The sky presents a panoramic show from Pyramid Island in Jasper National Park.
What a wonderful place to watch the stars. Last night I walked out to Pyramid Island in Jasper, via the historic boardwalk built in the 1930s. The site provides a panorama view around the lake and sky.
To the left is the “mainland.” Just left of centre the waxing gibbous Moon is setting over Pyramid Lake.
To the right of centre, the boardwalk leads out the small island, with Pyramid Mountain behind it.
To the right of the frame, a faint aurora glows to the northeast over the still waters of the lake.
This is a 360° panorama shot with the 15mm full-frame fish-eye lens in portrait orientation, with the segments stitched with PTGui software.
After shooting some panoramas I walked to the end of the island and shot this view looking north and northwest to Pyramid Mountain. The Big Dipper is to the right of the peak, and the aurora lights up the northern horizon at right.
As I shot these images, the night was absolutely quiet. Until the wolves began to howl at the north end of the lake, in mournful howls that echoed across the waters.
It was one of the most spine-chilling moments I’ve experienced in many years of shooting landscapes at night.
– Alan, September 5, 2014 / © 2014 Alan Dyer
The Big Dipper shines through clouds over Pyramid Mountain in Jasper National Park.
This week I am in Jasper National Park for a shoot of moonlit nightscapes, weather permitting.
It barely permitted last night, as clouds cleared briefly to the north. I visited a favourite spot on the shore of Patricia Lake, with Pyramid Mountain as a backdrop to the north.
The sky was still lit by the setting Moon, and by some faint aurora. The landscape is lit by starlight.
With luck I’ll get more images of Jasper by night this week, in one of Canada’s largest Dark Sky Preserves.
– Alan, September 2, 2014 / © 2014 Alan Dyer
The previous post showcased one image taken last Saturday night at Patricia Lake. This is a composite of 98 such frames, producing an image of stars circling the sky.
This is the motion of the northern sky over 75 minutes, as the Big Dipper and other circumpolar stars arc around the celestial pole, just off camera here. A few faint meteors streak at left. And the makings of an aurora appears at right.
Each exposure was 45 seconds long. I used a Photoshop Action to automatically select each frame in turn and stack it on top of the previous image, then change the blend mode to Lighten and flatten the layers. The end result of the computer crunching away is an image that recreates what we used to achieve with film, by stopping down the lens and exposing a slow ISO film for an hour or more onto one frame.
I last shot this same scene a decade ago with just that technique and Fuji Velvia film, a favourite of mine back then for star trails. But these days shooting multiple short exposures digitally provides the advantage of also netting a folder-full of images suitable for a time-lapse movie, something we could never do with film cameras, unless they were modified movie cameras.

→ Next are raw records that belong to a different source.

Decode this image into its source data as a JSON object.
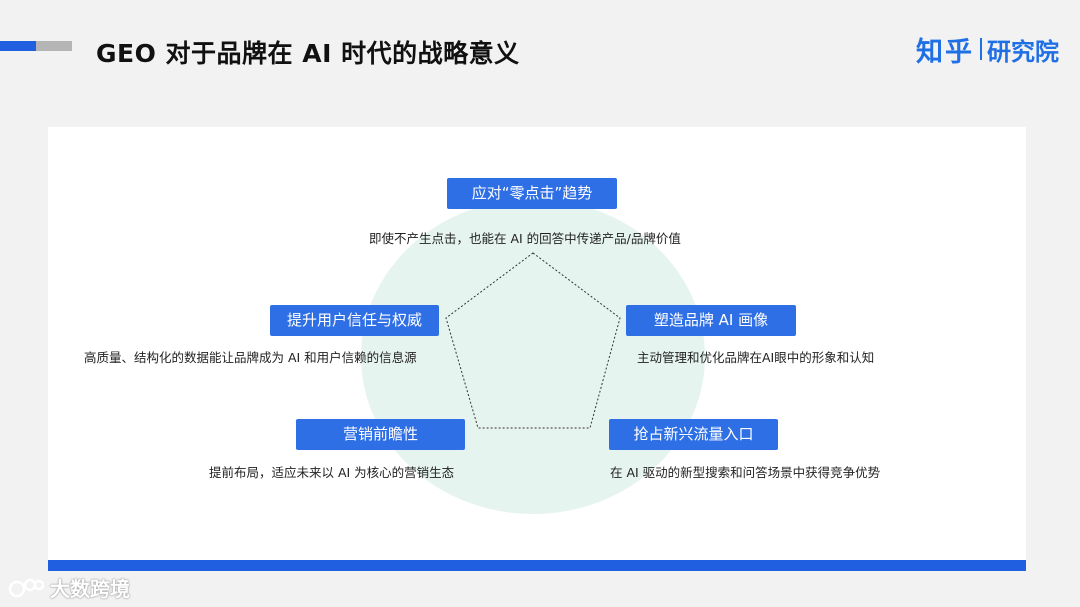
{
  "header": {
    "title": "GEO 对于品牌在 AI 时代的战略意义",
    "logo_brand": "知乎",
    "logo_sub": "研究院"
  },
  "colors": {
    "accent": "#1f5fe0",
    "label_bg": "#2f6fe6",
    "circle_bg": "#e6f4ef",
    "logo": "#1f6fe5"
  },
  "diagram": {
    "nodes": [
      {
        "label": "应对“零点击”趋势",
        "desc": "即使不产生点击，也能在 AI 的回答中传递产品/品牌价值"
      },
      {
        "label": "塑造品牌 AI 画像",
        "desc": "主动管理和优化品牌在AI眼中的形象和认知"
      },
      {
        "label": "抢占新兴流量入口",
        "desc": "在 AI 驱动的新型搜索和问答场景中获得竞争优势"
      },
      {
        "label": "营销前瞻性",
        "desc": "提前布局，适应未来以 AI 为核心的营销生态"
      },
      {
        "label": "提升用户信任与权威",
        "desc": "高质量、结构化的数据能让品牌成为 AI 和用户信赖的信息源"
      }
    ]
  },
  "watermark": {
    "text": "大数跨境",
    "icon": "dashuju-logo-icon"
  }
}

I like DSLRs better.
— Alan, August 1, 2012 / © 2012 Alan Dyer
Pyramid Mountain is Jasper’s iconic peak dominating the skyline of the mountain town in Alberta. The mountain and its foreground lakes are ideally placed for nightscapes of the northern sky.
I took this shot Saturday night, July 28, from the shore of Patricia Lake, one of several that dot the benchlands south of Pyramid Mountain. Small lakes like Patricia have the benefit of often being calm and reflective. Here the stars of the Big Dipper and Ursa Major swing over top of Pyramid Mountain, in the blue moonlit sky. A few well-placed clouds add a welcome perspective. This is one frame of 150 or so in a time-lapse sequence, and that will eventually become a star trail composite as well. But this single frame stands well all on its own.
The last time I was here shooting this same scene I was using Ektachrome and Fujichrome film (each had its unique characteristics, though just what I can’t recall!). That was more than a decade ago. This digital shot with the Canon 7D looks far better than what I got back then.
— Alan, July 30, 2012 / © 2012 Alan Dyer